Exercise details — Whenever the word "实时油温异常" appears in a line of the data below, copy that line.

========================================

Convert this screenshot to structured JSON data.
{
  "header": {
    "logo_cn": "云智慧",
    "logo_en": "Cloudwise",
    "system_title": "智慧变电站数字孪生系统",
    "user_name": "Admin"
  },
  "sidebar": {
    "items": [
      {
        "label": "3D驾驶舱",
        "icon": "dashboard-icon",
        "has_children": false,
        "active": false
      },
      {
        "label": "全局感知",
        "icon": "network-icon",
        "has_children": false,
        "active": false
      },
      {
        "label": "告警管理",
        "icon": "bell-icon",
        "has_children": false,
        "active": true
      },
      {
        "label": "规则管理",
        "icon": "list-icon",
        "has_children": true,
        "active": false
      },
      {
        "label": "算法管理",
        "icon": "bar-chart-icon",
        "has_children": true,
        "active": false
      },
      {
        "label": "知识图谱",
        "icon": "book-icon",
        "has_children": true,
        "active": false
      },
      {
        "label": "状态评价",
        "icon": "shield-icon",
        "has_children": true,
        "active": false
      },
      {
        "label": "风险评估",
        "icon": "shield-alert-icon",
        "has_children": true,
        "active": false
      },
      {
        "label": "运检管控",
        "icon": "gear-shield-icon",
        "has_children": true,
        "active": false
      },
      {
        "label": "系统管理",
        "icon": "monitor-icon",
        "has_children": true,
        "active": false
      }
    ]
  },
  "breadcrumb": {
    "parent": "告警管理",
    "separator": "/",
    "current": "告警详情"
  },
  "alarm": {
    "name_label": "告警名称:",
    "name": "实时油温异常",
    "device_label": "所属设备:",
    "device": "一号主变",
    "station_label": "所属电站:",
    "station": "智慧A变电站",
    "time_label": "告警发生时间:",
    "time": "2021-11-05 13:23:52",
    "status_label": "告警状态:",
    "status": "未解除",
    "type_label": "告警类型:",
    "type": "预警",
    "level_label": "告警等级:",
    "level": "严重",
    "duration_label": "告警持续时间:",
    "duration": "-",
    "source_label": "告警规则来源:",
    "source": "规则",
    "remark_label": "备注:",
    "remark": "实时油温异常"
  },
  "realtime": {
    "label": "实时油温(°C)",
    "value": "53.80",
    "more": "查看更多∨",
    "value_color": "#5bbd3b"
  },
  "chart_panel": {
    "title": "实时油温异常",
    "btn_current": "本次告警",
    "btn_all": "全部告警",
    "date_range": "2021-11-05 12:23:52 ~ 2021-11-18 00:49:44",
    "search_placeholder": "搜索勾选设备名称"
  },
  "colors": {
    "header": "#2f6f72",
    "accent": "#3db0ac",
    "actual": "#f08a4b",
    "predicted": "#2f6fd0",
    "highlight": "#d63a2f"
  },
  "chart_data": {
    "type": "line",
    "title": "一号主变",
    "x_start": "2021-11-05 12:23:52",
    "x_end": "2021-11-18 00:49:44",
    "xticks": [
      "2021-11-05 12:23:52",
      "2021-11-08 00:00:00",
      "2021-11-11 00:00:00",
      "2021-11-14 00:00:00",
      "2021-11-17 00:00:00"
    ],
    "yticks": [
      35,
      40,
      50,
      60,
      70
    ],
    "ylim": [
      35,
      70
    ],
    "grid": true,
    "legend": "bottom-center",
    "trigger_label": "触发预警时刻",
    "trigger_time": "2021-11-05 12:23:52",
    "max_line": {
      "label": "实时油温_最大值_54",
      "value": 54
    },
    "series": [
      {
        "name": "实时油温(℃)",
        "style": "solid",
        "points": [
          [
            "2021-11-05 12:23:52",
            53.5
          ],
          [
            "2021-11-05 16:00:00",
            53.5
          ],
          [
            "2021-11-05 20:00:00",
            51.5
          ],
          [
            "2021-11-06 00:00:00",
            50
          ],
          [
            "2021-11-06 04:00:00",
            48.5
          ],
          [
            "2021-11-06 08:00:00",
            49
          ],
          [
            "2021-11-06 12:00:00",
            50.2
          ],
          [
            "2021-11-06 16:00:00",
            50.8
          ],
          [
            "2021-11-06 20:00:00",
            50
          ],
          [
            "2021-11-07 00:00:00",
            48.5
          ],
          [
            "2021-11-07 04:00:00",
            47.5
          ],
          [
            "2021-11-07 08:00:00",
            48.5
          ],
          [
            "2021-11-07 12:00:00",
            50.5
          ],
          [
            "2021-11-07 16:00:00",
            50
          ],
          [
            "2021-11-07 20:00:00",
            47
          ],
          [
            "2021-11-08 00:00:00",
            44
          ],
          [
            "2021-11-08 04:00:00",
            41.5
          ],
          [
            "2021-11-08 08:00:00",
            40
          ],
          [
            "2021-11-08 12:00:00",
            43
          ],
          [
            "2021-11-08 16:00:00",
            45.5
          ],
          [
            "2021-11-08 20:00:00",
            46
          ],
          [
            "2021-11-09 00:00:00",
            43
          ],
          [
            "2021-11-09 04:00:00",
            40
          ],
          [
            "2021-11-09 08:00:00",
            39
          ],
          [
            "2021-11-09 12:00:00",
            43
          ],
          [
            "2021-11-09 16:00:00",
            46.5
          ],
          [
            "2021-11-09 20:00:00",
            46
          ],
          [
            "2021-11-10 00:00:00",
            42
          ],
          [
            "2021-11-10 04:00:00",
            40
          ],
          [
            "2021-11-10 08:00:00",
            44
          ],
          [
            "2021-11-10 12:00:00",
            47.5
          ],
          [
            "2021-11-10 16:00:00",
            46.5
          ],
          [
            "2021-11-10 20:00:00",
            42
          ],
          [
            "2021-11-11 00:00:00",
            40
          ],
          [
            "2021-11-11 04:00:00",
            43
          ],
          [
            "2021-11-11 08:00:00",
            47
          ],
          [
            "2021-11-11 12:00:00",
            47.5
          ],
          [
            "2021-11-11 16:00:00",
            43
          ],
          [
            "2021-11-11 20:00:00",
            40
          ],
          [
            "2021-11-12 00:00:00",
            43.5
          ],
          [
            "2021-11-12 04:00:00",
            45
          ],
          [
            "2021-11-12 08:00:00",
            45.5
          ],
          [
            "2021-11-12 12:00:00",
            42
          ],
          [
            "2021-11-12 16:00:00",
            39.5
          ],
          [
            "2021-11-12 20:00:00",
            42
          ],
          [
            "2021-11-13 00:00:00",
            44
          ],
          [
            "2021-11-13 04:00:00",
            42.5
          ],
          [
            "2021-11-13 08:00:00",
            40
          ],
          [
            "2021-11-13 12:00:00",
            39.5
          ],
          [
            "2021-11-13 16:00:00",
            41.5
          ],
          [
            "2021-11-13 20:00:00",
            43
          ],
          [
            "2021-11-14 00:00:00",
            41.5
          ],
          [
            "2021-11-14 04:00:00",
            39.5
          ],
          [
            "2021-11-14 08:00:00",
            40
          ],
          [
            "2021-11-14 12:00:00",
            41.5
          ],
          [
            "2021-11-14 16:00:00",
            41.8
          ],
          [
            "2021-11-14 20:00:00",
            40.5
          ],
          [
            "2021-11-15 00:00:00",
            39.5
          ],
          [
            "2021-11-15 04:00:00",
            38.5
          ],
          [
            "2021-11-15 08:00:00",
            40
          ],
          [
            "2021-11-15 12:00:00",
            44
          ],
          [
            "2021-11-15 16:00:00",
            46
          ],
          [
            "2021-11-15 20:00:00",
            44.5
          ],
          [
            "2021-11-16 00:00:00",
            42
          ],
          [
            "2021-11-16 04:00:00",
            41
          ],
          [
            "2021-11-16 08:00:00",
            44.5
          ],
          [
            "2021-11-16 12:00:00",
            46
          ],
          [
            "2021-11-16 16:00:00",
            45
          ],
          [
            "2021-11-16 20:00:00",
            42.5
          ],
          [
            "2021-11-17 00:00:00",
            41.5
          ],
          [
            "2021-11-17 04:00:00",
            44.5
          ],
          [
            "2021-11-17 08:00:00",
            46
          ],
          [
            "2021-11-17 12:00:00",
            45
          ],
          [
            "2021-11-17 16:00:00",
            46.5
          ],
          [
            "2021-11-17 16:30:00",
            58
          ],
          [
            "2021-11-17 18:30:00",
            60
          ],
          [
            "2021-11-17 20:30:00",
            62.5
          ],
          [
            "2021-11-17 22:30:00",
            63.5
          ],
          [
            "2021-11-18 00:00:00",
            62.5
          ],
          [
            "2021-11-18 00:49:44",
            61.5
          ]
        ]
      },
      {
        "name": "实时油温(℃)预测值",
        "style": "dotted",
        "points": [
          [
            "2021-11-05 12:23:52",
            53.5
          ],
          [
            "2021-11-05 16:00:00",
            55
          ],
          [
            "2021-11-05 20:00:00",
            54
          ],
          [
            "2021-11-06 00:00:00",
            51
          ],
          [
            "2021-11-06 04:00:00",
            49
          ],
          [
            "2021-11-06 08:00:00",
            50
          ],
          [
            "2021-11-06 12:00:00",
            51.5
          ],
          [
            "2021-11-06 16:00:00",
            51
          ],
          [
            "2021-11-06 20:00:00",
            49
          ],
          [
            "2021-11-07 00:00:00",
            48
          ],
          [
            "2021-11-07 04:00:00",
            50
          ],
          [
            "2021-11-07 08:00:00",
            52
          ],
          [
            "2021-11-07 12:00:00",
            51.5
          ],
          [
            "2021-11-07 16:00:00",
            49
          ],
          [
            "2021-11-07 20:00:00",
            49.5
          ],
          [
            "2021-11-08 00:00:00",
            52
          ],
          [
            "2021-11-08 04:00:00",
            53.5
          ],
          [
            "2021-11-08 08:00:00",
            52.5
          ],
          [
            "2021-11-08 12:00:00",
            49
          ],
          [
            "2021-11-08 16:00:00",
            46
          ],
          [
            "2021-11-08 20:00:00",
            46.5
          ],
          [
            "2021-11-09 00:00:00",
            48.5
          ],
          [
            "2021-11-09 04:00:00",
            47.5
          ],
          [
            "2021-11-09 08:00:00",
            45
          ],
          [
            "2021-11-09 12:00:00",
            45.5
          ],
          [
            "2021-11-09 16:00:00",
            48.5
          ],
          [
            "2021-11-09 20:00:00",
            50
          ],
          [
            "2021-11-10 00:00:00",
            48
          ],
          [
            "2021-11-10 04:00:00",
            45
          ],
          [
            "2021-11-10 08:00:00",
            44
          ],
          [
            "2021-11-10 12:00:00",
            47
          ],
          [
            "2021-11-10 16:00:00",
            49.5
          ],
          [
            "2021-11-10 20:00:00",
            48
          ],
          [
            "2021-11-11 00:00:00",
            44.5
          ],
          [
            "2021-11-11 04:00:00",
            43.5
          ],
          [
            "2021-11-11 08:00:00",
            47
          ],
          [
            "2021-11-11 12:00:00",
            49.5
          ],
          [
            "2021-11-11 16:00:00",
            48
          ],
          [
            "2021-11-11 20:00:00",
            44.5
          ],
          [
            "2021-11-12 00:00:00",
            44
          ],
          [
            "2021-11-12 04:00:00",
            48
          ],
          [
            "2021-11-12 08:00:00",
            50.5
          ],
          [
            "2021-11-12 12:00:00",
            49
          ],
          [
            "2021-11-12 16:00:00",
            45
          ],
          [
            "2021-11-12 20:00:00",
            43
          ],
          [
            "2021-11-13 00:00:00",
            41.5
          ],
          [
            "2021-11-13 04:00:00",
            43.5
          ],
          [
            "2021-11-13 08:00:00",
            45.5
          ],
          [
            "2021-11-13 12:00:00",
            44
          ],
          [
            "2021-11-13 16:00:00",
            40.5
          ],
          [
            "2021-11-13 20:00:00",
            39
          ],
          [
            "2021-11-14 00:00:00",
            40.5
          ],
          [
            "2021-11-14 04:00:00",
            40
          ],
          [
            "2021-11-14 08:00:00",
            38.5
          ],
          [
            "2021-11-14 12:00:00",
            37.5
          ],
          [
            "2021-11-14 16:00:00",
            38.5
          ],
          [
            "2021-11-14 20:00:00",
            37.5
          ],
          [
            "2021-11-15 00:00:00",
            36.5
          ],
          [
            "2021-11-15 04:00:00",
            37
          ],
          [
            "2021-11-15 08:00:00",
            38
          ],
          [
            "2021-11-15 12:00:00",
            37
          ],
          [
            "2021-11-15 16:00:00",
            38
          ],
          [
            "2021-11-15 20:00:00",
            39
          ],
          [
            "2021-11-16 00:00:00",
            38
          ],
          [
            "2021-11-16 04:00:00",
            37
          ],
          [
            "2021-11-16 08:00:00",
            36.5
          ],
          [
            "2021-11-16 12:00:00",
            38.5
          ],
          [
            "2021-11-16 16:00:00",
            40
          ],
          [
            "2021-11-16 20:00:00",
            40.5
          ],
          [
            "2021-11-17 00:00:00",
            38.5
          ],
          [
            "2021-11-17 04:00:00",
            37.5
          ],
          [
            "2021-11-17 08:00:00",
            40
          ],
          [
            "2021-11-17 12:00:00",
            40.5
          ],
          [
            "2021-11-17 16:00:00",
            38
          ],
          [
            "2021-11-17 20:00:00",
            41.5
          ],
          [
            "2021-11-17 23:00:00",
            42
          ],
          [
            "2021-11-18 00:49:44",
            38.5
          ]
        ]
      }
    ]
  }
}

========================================

Answer space —
    "name": "实时油温异常",
    "remark": "实时油温异常"
    "title": "实时油温异常",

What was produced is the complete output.